w1 + sw2
Obviously Eurofin does not want to pay more than necessary to attract A types (and
not the B types), so it fixes w1 and w2 such that:
w1 + sw2 +(1-s) wA=2wA w1 + sw2 = wA (1+s) in our example: 30*1.9= 57
So the expected payoff is (1+s)(VA wA) = (1+s)10 =19


We have derived that for values w1 < w*1 = 11.4735, w2 (w1) < w2 (w1), which means
any w2 that attracts B types also attracts A types. That means it has to be a
combination that satisfies the following conditons:
w1 >11.4735
w2 <((1+s) wA) /s w1/s
w2 (2-s)wB/(1-s) w1/(1-s)
Expected payoff
Income: VB(1+(1-s)) = VB(2-s)
example: 20(1.1)= 22
Expected cost: w1 + (1-s)w2 = (1+(1-s))wB = (2-s)wB
example: 15(1.1)= 16.5
Expected payoff: VB(2-s) (2-s)wB = (2-s)(VB wB) = (2-s)5 = 5.5
Note that in this case having a propationery period doesnt make sense. It is better to
offer wB in both periods and to obtain 2(VB-wB) = 10


Now (1+s)10 < (2-s)10 < 2*10

In this case B types are sufficiently cheap (relative to their productvity), which means it
is more profitable to hire them than to attract the A types and have the probationary
period in place.
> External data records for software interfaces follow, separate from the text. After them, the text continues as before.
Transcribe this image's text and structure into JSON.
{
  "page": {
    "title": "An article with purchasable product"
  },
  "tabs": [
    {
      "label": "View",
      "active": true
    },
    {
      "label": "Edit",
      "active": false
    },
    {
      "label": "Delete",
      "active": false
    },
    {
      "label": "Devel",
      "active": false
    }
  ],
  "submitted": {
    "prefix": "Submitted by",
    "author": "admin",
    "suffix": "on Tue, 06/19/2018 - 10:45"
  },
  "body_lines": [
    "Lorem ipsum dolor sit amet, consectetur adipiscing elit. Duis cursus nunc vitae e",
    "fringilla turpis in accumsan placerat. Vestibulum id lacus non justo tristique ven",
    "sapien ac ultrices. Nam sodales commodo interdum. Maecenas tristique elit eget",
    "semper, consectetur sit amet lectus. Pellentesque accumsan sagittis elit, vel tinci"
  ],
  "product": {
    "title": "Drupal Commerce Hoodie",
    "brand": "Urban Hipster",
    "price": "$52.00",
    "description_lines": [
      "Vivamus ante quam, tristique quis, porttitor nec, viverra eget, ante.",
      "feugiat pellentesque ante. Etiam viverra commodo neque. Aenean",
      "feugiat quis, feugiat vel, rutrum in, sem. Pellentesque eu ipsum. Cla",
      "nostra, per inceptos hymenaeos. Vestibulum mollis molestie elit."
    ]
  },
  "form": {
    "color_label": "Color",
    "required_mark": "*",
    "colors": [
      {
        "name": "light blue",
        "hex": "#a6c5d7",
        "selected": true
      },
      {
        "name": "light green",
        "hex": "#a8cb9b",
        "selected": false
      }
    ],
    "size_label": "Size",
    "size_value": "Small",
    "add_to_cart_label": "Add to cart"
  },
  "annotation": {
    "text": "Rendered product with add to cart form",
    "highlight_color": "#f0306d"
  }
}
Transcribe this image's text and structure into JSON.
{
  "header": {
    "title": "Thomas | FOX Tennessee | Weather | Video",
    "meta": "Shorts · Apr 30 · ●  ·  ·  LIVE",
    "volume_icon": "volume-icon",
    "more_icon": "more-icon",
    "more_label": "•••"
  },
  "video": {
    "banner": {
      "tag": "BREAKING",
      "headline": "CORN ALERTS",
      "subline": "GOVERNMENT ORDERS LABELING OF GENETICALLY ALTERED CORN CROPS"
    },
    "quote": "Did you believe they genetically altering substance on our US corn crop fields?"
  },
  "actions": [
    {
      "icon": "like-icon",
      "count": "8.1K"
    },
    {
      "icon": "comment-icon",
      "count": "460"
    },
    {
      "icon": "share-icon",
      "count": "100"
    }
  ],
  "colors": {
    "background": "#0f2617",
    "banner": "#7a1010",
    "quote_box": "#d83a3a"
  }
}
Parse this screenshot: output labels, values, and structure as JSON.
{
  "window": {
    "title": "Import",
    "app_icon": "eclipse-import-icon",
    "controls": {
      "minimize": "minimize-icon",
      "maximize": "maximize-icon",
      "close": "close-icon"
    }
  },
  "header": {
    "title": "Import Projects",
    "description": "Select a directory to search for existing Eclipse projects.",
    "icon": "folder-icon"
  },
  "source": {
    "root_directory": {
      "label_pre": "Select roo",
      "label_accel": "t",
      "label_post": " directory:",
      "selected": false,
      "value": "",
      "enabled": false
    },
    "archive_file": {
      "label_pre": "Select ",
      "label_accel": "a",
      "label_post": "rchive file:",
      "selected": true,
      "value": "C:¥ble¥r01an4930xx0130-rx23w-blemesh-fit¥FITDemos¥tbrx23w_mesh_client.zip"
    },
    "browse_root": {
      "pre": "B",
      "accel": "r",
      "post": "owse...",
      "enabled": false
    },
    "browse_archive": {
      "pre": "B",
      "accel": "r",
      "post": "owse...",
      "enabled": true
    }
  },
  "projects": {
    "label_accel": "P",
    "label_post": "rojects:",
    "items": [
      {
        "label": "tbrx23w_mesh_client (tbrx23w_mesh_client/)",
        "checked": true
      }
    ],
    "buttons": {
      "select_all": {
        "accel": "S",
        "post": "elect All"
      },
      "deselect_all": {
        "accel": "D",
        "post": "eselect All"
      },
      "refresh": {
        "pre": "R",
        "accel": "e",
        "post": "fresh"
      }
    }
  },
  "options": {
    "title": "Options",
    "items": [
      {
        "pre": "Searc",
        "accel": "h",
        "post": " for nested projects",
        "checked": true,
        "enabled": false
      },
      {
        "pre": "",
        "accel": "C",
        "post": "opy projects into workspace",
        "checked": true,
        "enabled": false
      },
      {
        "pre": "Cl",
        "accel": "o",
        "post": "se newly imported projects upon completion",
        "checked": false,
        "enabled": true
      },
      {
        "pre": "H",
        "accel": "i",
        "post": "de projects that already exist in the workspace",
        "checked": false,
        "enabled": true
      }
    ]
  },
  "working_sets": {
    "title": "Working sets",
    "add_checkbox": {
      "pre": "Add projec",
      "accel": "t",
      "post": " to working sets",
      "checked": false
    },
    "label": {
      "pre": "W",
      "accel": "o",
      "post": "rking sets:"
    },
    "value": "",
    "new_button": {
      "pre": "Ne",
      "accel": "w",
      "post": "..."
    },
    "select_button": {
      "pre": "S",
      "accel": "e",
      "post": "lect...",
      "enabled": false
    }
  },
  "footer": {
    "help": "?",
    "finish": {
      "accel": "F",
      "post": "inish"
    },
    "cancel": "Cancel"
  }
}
=0.5583 generates a profit of exactly 3.000 for the good franchisees and a loss for
the bad franchisees. Any below this value and above =0.4111 only attracts good
=0.5416 generates a profit of exactly 5.000 for the good franchisees and a loss for
the bad franchisees. Any below this value and above =0.4111 only attracts good